┌─ RECORDS PROVIDED

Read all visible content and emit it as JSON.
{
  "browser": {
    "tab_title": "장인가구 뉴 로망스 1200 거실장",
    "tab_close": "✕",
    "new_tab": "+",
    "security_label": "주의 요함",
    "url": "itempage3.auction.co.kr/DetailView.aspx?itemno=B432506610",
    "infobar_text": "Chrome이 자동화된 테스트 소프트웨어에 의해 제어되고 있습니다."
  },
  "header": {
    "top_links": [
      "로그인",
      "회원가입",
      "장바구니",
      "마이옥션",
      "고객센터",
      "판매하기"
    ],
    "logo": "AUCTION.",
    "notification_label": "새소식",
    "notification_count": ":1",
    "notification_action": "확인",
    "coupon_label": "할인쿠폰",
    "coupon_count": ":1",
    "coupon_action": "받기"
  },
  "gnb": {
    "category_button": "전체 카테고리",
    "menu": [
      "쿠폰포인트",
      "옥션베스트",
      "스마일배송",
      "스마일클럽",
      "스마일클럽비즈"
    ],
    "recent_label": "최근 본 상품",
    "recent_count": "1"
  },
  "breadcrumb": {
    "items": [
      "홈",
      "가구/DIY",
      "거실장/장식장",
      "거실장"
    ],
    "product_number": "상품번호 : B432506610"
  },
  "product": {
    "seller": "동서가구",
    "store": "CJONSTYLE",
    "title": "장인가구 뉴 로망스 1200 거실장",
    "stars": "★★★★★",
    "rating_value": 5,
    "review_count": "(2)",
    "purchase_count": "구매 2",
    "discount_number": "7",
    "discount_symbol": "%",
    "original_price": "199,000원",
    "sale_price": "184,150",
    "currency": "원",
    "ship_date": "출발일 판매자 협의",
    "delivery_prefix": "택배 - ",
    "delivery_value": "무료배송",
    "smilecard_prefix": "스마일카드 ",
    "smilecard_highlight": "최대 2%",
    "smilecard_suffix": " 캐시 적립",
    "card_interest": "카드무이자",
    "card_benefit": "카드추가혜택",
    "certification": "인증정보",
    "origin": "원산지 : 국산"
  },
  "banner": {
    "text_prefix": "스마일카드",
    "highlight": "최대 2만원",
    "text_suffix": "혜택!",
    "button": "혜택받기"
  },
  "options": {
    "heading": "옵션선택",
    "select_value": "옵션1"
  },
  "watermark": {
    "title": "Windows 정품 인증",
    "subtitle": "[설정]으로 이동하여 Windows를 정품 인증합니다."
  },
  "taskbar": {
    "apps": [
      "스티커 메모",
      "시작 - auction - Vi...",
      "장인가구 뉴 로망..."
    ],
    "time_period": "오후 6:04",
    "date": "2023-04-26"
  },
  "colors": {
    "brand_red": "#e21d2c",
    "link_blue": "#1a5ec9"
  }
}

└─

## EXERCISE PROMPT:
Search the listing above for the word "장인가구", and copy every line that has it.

## WRITTEN ANSWER:
    "tab_title": "장인가구 뉴 로망스 1200 거실장",
    "title": "장인가구 뉴 로망스 1200 거실장",
      "장인가구 뉴 로망..."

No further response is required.